One response to anonymity was content marketing which looks to deliver information (and perhaps uncover prospects) during this early phase. But it is difficult to customize messaging to anonymous individuals. Thus sprung up visitor id services such as Demandbase that map IP addresses to company firmographics in real-time. For example, a visitor from a P&C insurance IP address would be shown a website and content that speaks to their industry specific needs.
Firms also engaged in SEO and SEM to drive traffic to vertical content. While these activities were an improvement, they provided no indication concerning whether the prospect was in the market for a firm’s solutions.
Firms like Bombora and The Big Willow work with B2B media sites to map site traffic and actions (e.g. downloading white papers, webinar attendance, site searches), to specific companies. Thus, each IP address has a baseline activity trail which indicates topics of interest. Intent firms then match B2B media site visitor actions to an intent taxonomy covering thousands of topics. Of course, larger firms will leave more distinct trails and firms will display heavy footprints around their own industry and target segments. These patterns are company-specific background noise. To find the intent signals, intent vendor analytics determine which topics are surging at each company. For example, If GE has X searches per week on cloud computing, then this activity rate is general background noise. But if activity spikes to 2X, then there is likely to be some initiative underway at the firm concerning cloud computing. It is these surges that identify firms to be targeted. Intent data provides a mechanism for placing calculated bets on which accounts and prospects deserve additional resources.
Keep in mind, this activity remains anonymous. A cloud computing vendor does not know who at GE is involved in cloud computing initiatives, but they know it is the appropriate time to target GE with stepped up marketing (SEM, email, sales calls, etc.).
Thus, intent data is integrated into predictive marketing platforms such as Lattice Engines, LeadSpace, Mintigo, Everstring, and Radius.
Just this month, Everstring added Bombora’s intent data to their Audience platform. Surge data is also available for programmatic targeting on platforms such as BlueKai (Oracle), Krux, and Lotame. Thus, it is possible to target advertising for firms that have shown a surge of interest in a topic.

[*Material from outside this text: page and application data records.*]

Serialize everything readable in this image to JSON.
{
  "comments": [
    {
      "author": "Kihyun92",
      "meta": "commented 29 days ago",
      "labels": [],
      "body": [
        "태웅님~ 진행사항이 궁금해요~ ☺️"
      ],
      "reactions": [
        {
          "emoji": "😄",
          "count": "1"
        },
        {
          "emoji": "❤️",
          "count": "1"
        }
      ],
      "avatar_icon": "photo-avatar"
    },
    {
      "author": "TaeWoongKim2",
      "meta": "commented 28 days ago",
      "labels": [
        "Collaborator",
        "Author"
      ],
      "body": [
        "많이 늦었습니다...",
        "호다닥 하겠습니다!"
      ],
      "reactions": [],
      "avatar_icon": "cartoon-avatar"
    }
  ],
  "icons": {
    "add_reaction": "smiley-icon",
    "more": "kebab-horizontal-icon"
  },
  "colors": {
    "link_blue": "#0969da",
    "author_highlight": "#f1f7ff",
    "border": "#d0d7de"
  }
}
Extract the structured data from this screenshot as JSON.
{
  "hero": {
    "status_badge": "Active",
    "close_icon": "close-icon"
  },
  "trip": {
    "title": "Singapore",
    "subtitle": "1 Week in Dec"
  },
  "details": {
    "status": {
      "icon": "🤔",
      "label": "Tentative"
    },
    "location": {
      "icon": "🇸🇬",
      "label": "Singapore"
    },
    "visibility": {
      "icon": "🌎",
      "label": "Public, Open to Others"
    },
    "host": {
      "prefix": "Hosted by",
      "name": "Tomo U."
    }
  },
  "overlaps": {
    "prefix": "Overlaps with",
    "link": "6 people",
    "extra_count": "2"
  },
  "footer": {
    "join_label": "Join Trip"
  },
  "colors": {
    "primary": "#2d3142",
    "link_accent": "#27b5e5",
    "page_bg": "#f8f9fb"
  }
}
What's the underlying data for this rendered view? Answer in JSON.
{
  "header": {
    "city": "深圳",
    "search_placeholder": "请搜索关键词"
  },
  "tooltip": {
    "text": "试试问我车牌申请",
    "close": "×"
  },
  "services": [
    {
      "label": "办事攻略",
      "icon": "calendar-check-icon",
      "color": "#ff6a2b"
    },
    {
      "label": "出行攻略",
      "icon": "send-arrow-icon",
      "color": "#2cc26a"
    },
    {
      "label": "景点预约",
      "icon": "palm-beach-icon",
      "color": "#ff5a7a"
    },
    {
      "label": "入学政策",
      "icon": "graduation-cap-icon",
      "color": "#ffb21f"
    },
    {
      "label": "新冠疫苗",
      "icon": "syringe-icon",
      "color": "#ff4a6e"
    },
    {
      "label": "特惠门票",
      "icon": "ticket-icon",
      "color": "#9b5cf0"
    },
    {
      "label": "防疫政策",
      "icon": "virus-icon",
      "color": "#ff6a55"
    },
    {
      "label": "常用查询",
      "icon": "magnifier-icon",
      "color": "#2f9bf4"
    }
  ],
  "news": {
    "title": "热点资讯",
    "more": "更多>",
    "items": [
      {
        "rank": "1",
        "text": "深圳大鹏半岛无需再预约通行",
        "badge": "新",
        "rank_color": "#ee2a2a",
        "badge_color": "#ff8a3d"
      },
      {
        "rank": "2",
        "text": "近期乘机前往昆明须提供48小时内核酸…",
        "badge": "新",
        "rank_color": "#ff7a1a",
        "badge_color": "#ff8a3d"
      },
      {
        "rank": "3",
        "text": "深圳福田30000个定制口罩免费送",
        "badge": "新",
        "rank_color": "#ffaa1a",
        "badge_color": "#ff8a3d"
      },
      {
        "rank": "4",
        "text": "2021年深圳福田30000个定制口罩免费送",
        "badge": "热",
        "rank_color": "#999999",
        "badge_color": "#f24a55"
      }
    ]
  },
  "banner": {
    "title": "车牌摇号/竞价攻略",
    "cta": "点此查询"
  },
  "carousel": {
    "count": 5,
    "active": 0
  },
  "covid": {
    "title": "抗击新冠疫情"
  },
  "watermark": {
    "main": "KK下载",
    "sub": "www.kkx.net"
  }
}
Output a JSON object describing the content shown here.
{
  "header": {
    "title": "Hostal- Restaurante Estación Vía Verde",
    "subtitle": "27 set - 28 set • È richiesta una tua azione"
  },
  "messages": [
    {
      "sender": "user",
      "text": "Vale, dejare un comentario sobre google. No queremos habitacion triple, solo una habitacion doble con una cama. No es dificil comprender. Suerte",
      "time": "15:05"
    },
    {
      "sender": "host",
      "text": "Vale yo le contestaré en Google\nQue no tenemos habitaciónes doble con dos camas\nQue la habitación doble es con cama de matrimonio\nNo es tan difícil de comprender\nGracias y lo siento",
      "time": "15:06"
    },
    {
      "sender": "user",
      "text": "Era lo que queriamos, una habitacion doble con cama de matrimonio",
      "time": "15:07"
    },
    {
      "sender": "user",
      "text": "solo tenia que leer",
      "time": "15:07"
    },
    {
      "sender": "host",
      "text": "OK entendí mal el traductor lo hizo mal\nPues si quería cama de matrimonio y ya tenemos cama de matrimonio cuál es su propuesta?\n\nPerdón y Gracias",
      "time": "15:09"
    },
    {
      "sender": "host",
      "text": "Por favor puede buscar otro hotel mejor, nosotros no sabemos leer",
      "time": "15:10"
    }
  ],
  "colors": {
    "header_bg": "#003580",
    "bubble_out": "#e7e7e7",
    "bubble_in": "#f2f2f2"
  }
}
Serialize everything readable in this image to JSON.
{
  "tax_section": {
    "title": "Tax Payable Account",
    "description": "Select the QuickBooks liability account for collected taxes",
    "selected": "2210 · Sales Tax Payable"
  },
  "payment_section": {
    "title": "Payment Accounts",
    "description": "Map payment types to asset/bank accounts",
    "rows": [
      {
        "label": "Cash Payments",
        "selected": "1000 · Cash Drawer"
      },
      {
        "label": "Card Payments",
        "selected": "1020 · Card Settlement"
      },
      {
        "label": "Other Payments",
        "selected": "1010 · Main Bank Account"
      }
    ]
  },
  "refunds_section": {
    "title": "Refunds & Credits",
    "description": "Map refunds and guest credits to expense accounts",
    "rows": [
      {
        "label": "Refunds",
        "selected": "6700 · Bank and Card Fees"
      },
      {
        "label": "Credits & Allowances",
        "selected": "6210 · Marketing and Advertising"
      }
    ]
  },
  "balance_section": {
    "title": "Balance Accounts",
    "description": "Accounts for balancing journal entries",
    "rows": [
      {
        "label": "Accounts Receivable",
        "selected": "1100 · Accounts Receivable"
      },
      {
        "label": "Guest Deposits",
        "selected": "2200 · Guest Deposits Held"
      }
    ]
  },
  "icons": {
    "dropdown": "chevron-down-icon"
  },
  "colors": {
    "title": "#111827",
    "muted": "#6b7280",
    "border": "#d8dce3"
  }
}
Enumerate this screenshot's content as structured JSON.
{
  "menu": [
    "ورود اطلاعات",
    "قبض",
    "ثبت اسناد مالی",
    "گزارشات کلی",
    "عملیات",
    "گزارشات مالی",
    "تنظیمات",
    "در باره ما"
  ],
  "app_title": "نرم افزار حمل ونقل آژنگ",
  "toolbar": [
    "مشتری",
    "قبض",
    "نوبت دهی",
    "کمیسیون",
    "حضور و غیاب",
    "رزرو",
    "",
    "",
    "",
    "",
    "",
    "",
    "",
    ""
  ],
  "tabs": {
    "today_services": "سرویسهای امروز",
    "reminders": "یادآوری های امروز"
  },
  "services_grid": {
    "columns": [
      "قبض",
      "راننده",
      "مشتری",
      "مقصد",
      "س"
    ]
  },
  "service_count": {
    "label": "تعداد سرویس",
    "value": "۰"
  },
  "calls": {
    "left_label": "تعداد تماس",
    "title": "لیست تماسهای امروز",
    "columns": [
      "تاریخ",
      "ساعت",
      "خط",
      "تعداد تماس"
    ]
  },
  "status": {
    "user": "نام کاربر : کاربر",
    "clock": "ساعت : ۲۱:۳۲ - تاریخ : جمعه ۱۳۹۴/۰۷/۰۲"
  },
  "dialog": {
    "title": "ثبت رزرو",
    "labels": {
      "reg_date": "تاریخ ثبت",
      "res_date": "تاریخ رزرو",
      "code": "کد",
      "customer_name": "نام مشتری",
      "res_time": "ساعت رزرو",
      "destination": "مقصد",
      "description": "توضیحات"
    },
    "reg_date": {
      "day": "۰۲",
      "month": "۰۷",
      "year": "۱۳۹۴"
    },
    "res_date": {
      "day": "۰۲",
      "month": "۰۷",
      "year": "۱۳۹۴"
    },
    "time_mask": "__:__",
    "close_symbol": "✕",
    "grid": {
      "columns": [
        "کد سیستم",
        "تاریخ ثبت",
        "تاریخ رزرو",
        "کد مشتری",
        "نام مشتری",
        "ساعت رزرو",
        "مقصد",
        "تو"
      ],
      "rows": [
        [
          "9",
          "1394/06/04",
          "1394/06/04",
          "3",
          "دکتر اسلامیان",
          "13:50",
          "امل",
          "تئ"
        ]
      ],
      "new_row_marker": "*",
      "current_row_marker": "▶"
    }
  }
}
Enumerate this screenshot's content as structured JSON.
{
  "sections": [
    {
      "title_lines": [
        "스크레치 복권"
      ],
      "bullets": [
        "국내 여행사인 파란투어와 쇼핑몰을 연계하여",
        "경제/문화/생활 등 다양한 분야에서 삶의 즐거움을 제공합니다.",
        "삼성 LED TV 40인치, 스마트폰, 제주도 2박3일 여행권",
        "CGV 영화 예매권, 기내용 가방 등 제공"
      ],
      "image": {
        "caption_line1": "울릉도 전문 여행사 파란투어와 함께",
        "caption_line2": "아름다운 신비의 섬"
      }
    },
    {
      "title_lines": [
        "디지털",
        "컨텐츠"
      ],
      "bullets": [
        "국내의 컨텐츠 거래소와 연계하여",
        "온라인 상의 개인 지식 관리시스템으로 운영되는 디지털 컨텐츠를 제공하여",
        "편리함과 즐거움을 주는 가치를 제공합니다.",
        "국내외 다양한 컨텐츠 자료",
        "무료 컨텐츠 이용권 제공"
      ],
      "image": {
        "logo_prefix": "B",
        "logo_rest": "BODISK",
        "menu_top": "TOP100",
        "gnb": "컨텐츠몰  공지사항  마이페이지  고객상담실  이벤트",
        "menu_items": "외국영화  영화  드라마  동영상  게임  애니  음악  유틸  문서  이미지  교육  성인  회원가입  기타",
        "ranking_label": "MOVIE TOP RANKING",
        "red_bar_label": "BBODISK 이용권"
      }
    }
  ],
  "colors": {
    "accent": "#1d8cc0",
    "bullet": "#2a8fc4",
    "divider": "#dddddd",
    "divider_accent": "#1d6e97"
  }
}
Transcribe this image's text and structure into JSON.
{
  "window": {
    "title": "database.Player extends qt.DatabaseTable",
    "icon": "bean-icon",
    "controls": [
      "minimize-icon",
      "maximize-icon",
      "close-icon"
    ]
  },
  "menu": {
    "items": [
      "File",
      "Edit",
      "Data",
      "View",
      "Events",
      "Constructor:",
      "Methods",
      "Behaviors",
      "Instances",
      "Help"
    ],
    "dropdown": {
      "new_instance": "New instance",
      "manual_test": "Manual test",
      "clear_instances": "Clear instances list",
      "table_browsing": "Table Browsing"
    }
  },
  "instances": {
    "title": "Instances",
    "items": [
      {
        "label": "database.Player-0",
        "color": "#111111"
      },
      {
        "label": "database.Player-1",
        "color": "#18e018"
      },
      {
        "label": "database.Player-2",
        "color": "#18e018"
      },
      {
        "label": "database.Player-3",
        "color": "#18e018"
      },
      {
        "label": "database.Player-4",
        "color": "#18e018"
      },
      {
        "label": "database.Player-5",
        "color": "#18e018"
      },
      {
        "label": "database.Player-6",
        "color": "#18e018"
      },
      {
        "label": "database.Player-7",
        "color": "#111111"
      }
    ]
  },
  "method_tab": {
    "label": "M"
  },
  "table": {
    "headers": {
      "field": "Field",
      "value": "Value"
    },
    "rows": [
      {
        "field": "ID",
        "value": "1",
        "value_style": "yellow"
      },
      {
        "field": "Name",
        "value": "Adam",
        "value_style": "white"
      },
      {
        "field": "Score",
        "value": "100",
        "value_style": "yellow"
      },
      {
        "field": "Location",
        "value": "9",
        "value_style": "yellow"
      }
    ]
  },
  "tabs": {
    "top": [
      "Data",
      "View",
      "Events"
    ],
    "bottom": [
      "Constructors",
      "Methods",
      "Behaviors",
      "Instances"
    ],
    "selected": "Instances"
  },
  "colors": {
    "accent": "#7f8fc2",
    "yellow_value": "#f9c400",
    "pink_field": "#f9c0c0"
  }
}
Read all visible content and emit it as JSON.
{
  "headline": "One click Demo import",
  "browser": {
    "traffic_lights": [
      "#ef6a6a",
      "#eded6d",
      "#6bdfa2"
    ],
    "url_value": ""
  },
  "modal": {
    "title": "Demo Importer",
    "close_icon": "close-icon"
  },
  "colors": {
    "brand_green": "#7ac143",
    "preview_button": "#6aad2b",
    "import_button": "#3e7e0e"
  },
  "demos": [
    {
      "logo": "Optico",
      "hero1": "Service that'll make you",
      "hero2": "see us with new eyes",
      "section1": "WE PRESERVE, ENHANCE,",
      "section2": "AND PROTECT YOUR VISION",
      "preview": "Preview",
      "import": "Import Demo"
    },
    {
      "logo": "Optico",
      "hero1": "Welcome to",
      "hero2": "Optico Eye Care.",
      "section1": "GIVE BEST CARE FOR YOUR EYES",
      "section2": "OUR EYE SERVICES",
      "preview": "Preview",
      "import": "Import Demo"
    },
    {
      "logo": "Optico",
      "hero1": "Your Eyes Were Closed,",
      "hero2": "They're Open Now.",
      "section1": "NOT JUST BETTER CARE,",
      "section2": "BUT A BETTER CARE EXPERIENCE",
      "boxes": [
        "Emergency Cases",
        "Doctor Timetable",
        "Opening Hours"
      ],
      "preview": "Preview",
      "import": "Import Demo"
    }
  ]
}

Like any technology, intent data has its limits. While it helps identify when to call into an account and topics of interest, it doesn’t identify whom to call and whether there is an actual initiative related to the topic. Furthermore, intent data does not indicate whether a firm is a good fit (e.g. size, industry, technographics) or how far along they are in the discovery process.
There are a large number of scenarios where intent data and models don’t add nearly as much value (if any). It’s not because the intent data is inaccurate. It’s because there is simply not enough data available to use directly or to put in models. They include:
New and emerging technology categories
Certain geographies, industries or other niches
Solutions (especially services) that can’t be easily categorized
Thus, intent data works best for well-established technology segments (versus emerging ones). Just make sure to also look at fitness indicators when building surge-based campaigns.
Within 15 minutes of posting this blog, I saw that Bombora was named a 2017 Cool Vendor by Gartner.
“We believe it’s a true milestone to be recognized by Gartner as a Cool Vendor in SaaS for 2017,” said Erik Matlick, founder and CEO of Bombora. “Our customers choose Bombora so that they may access the largest source of B2B intent data for use in their account-based marketing strategies. For us, being a ‘Cool Vendor’ serves as a validation of our ‘everybody wins’ approach to the ecosystem and the impact that our dynamic, quality intent data is having across B2B sales and marketing.”